Tonga, here we come! What began as a 6 month trip back home to the US has turned into over 9 months away. I'm afraid our Tongan will be rusty and our feet will be to soft! But also glad to miss the worst of the summer heat, humidity, and cyclones.
Our visit back has been filled with weddings, funerals, mountains, new church gathering, Costa Rica dental work, and snow!! The mess of emotions has begun as Chris and I consider the work and living adjustments waiting for us in Tonga, the family and friends who have become so close and given so much love here in the US, and the excitement of seeing all of our friends in Tonga. We are also super duper excited this time around because God has brought us into a great church gathering these past few months who have encouraged us and will be supporting us with prayers. This year in Tonga we look forward to the kids starting school at ACTS after 3 years of waiting and looking for land for a skate park and community activities. It seems the warehouse we had put a deposit on will be needed for the Pacific Games in 2019 so we will be channeling all the funds we raised for the warehouse and tools into getting land and we will be free from the burden of a monthly lease.
We did some hiking in the White Mountains of New Hampshire, this particular hike was amazing and the longest climb I've ever done. Once you get up to the ridge you walk for hours in the sky completely distracted by the endless views of mountains and valleys. The climb and the descent get me. Short legs combined with mild exercise induced asthma brings out the whiner in me (notice i said "whiner" not "winner). Feet get blisters, legs burn at first then seem go numb on the way down, while a layer of dirt and sweat slowly builds on my skin. On the way up I question why I'm doing this, and on the way down I wish it was over already. I promise myself every time to never do it again and then memories of blue mountain tops lure me back in.

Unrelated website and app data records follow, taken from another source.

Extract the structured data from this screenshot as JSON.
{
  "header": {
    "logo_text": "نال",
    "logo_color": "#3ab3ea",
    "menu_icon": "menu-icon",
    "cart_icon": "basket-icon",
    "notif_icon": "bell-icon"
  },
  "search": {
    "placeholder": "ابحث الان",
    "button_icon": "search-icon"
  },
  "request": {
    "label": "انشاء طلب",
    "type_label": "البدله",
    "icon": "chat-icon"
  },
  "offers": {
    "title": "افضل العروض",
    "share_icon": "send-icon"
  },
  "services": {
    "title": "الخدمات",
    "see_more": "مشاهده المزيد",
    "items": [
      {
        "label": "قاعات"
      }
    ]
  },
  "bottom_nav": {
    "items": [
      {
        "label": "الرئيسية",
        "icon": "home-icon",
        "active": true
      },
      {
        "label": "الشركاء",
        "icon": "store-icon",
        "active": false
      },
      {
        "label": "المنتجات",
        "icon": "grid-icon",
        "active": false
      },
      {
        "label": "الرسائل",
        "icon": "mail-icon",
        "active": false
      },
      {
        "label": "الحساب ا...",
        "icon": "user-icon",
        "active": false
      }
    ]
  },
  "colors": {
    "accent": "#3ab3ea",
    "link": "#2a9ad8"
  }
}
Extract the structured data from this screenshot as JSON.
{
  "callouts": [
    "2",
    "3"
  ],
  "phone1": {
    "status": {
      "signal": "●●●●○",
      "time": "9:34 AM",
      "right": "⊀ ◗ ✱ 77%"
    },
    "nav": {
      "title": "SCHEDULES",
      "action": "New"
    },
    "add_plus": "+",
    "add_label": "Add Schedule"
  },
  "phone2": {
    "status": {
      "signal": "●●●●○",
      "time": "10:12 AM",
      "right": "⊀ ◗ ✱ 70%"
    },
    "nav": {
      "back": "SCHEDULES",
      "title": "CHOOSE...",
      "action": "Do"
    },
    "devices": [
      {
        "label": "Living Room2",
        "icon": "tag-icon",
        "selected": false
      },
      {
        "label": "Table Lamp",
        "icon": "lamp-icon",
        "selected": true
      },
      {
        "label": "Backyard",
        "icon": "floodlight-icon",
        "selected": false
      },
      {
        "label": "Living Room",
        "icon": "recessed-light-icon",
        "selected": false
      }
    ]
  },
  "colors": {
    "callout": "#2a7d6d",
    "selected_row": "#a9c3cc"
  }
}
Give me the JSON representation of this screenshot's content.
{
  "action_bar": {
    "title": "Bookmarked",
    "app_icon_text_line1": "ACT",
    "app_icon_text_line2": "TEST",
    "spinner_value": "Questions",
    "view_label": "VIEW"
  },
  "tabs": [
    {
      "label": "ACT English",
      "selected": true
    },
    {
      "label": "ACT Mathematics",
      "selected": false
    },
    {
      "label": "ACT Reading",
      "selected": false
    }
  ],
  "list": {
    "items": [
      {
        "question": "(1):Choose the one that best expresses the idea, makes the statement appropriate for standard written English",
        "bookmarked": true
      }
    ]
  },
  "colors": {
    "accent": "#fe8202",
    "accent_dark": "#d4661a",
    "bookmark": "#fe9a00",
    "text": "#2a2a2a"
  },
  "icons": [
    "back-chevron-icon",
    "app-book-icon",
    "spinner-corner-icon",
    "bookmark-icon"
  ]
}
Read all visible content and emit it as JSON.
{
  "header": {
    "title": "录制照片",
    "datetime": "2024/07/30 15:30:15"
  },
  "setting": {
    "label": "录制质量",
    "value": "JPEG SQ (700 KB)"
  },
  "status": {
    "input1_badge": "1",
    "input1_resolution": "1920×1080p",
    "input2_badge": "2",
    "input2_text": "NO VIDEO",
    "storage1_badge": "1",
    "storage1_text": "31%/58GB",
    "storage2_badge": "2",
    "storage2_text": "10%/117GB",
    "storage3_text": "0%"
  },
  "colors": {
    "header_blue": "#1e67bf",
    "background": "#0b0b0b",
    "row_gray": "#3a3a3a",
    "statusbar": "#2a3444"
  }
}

I guess our calling to Tonga is someways similar. Some days we wonder why, when it feels like we're just surviving in the tall grass, plastering a wall, or doing dishes in the rain when we could be building our careers in America. Our plastic roof was ripped open and the few things we had left in the house were stolen. So on our return we will be staying in a tent while Chris works to fix our roof. It will be difficult, frustrating, the convenience of indoor plumbing and ease of being unaffected by the elements will be a distant but sharp memory. But when I ask myself why? Why do this time after time returning with just a few bags and a lacking bank account? One of the reasons is: you. We do it for all of you. All of you who have sent messages of encouragement and stories of faith renewed. The friends who have decided to take bolder risks for Jesus because of our story. The friends who have become disenchanted with the American dream and looking for materialism to bring happiness. Our dear families and close friends who support us and love us deeply as we do them. And our friends in Tonga whom God has asked us to walk beside in this adventure. So when we are digging the stubborn thick dirt, stuffing a leaky roof with clothes, shivering in the cold shower, or fighting off fire ants coming through the floor, we are strengthened knowing these trials are producing courage, endurance, and hopefully, faith in Jesus. Reminds me of Paul in the Bible,
Chris and I (and definitely our kids!) are not doing everything right, we make a lot of mistakes, we at times doubt God or his existence, feel numb, give bad advice, are stubborn, struggle with anxiety, and argue. If you're looking for imperfection you've come to the right place! But what i love about following Jesus is He can take these imperfections and make something beautiful. Our following Jesus has been at times painful but I am beginning to see it was purging me so what remains can be a foundation to build something better.
So don't give up and thanks to all of you have prayed and supported us.